Booth v. Huxter: The Metropolitan Toronto Police Services Board (the “Board”), and five police officers who were present when one of their number shot and killed a citizen in the course of attempting to arrest him, were granted standing at an inquest into his death. The Board, the Chief of Police and the officers were all represented by the same counsel. After 20 months into the inquest, the coroner decided that the counsel was disqualified from representing the applicants because there was a conflict between the position of the Board and that of the applicants and that, accordingly, it would be an abuse of process to allow both positions to be presented by the same counsel.
The applicant filed an application for judicial review of the decision and sought a stay of the inquest pending the determination of the application. The coroner found that the counsel had a disqualifying conflict of interest, as the police officers took the position that no systemic issues arose out of the circumstances surrounding the citizen’s death, while the Board was entrusted with a public interest mandate to explore, expose and ultimately respond to any systemic issues arising out of the death.

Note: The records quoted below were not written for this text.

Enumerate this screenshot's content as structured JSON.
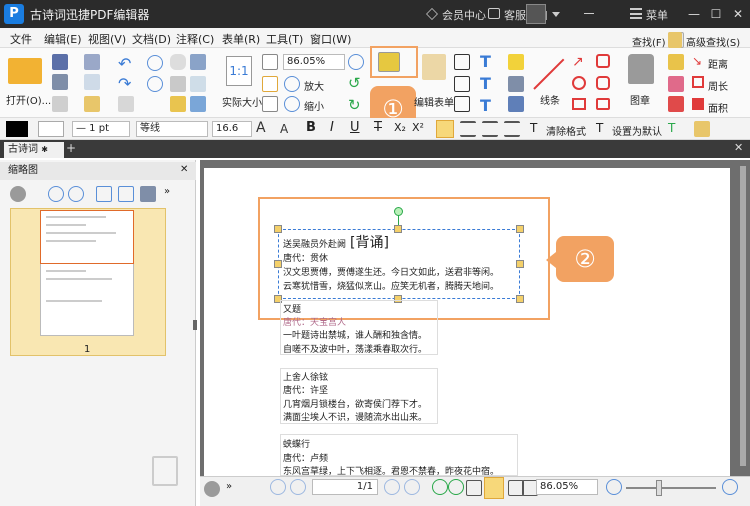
{
  "window": {
    "title": "古诗词迅捷PDF编辑器",
    "logo_text": "P",
    "member": "会员中心",
    "support": "客服入口",
    "menu_label": "菜单",
    "minimize": "—",
    "maximize": "☐",
    "close": "✕"
  },
  "menu": [
    "文件",
    "编辑(E)",
    "视图(V)",
    "文档(D)",
    "注释(C)",
    "表单(R)",
    "工具(T)",
    "窗口(W)"
  ],
  "ribbon": {
    "open_label": "打开(O)...",
    "actual_size_label": "实际大小",
    "zoom_value": "86.05%",
    "zoom_in_label": "放大",
    "zoom_out_label": "缩小",
    "edit_form_label": "编辑表单",
    "line_label": "线条",
    "stamp_label": "图章",
    "find_label": "查找(F)",
    "advanced_find_label": "高级查找(S)",
    "distance_label": "距离",
    "perimeter_label": "周长",
    "area_label": "面积",
    "callout_1": "①",
    "callout_2": "②"
  },
  "format": {
    "line_width": "— 1 pt",
    "font": "等线",
    "font_size": "16.6",
    "clear_format": "清除格式",
    "set_default": "设置为默认"
  },
  "tab": {
    "label": "古诗词",
    "add": "+"
  },
  "sidebar": {
    "title": "缩略图",
    "page_number": "1"
  },
  "document": {
    "poem1": {
      "title": "送吴融员外赴阙",
      "tag": "[背诵]",
      "author": "唐代：贯休",
      "line1": "汉文思贾傅，贾傅遂生还。今日文如此，送君非等闲。",
      "line2": "云寒犹惜雪，烧猛似烹山。应笑无机者，腾腾天地间。"
    },
    "poem2": {
      "title": "又题",
      "author": "唐代：天宝宫人",
      "line1": "一叶题诗出禁城，谁人酬和独含情。",
      "line2": "自嗟不及波中叶，荡漾乘春取次行。"
    },
    "poem3": {
      "title": "上舍人徐铉",
      "author": "唐代：许坚",
      "line1": "几宵烟月锁楼台，欲寄侯门荐下才。",
      "line2": "满面尘埃人不识，谩随流水出山来。"
    },
    "poem4": {
      "title": "蛱蝶行",
      "author": "唐代：卢频",
      "line1": "东风宫草绿，上下飞相逐。君恩不禁春，昨夜花中宿。"
    }
  },
  "status": {
    "page_value": "1/1",
    "zoom_value": "86.05%"
  }
}
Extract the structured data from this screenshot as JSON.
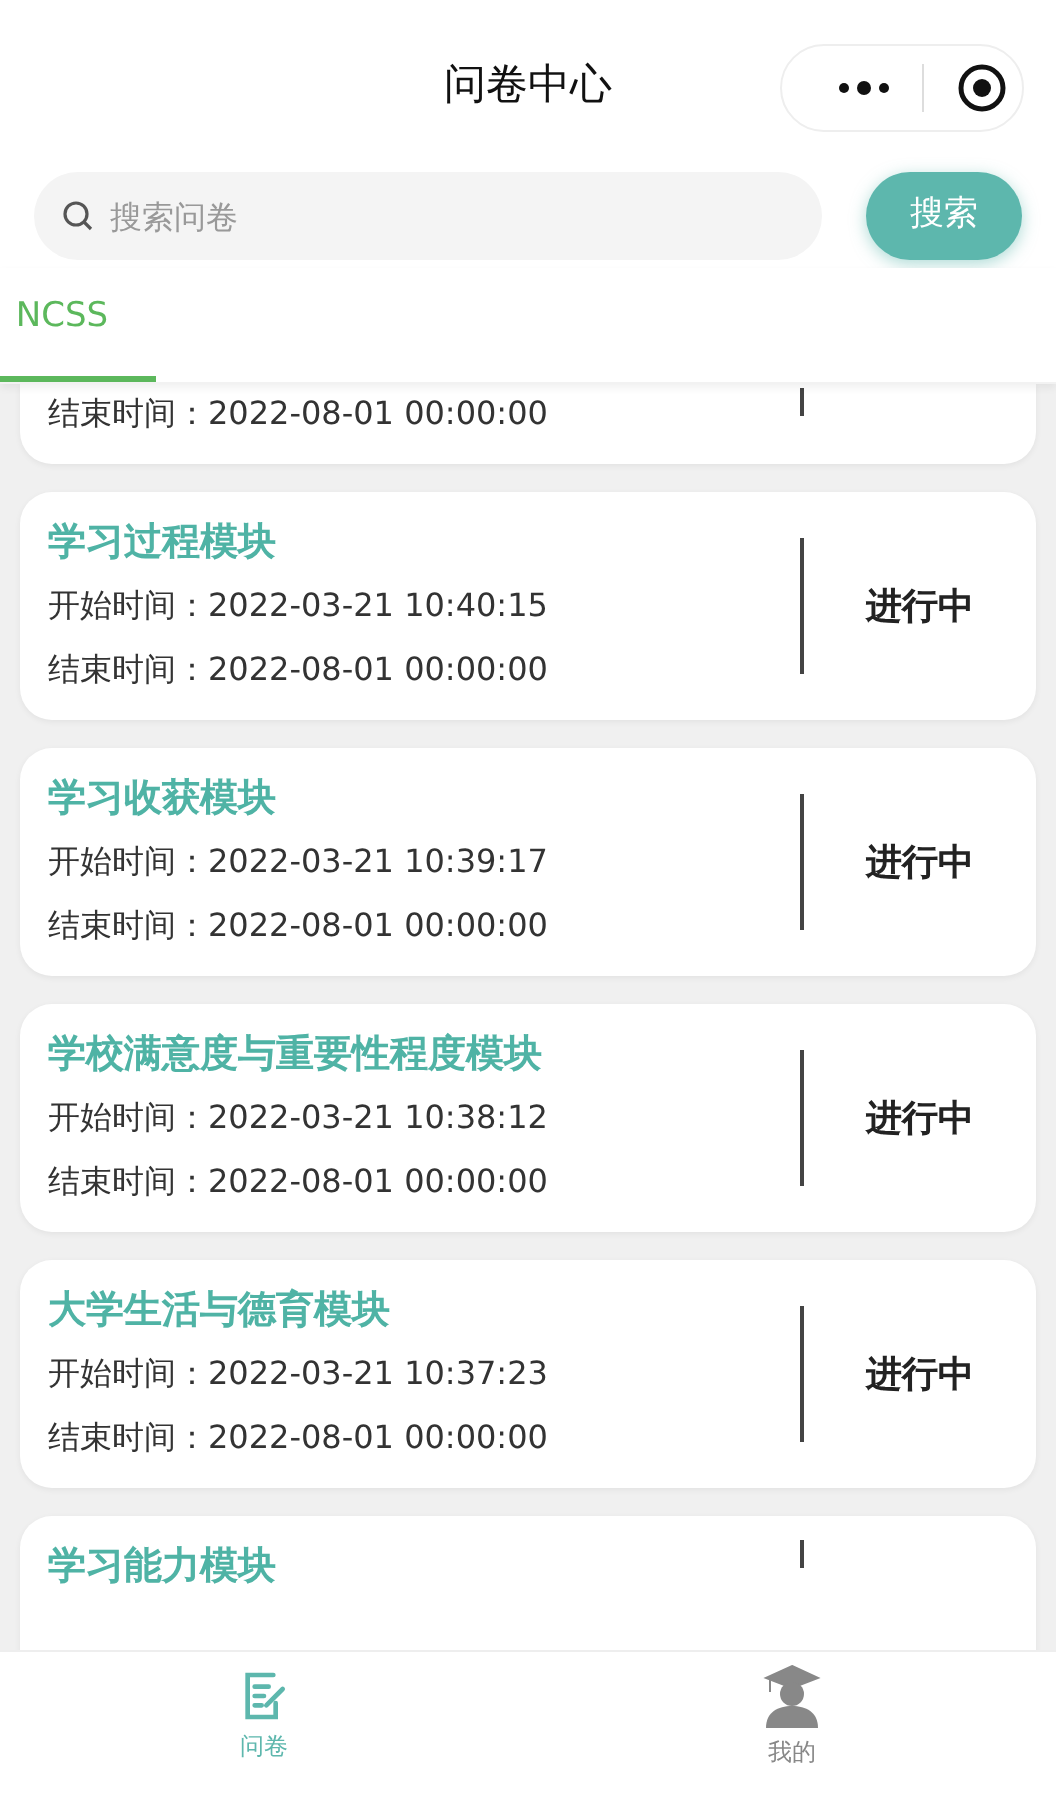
{
  "header": {
    "title": "问卷中心"
  },
  "search": {
    "placeholder": "搜索问卷",
    "button": "搜索"
  },
  "tabs": [
    {
      "label": "NCSS",
      "selected": true
    }
  ],
  "cards": [
    {
      "end": "结束时间：2022-08-01 00:00:00"
    },
    {
      "title": "学习过程模块",
      "start": "开始时间：2022-03-21 10:40:15",
      "end": "结束时间：2022-08-01 00:00:00",
      "status": "进行中"
    },
    {
      "title": "学习收获模块",
      "start": "开始时间：2022-03-21 10:39:17",
      "end": "结束时间：2022-08-01 00:00:00",
      "status": "进行中"
    },
    {
      "title": "学校满意度与重要性程度模块",
      "start": "开始时间：2022-03-21 10:38:12",
      "end": "结束时间：2022-08-01 00:00:00",
      "status": "进行中"
    },
    {
      "title": "大学生活与德育模块",
      "start": "开始时间：2022-03-21 10:37:23",
      "end": "结束时间：2022-08-01 00:00:00",
      "status": "进行中"
    },
    {
      "title": "学习能力模块"
    }
  ],
  "nav": [
    {
      "label": "问卷",
      "kind": "survey",
      "selected": true
    },
    {
      "label": "我的",
      "kind": "profile",
      "selected": false
    }
  ]
}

The court found that the coroner had jurisdiction to remove the lawyer as counsel for the Board under the Coroners Act, R.S.O. 1980, c. 93.
Julian Falconer of Falconers LLP acted for the Urban Alliance on Race Relations.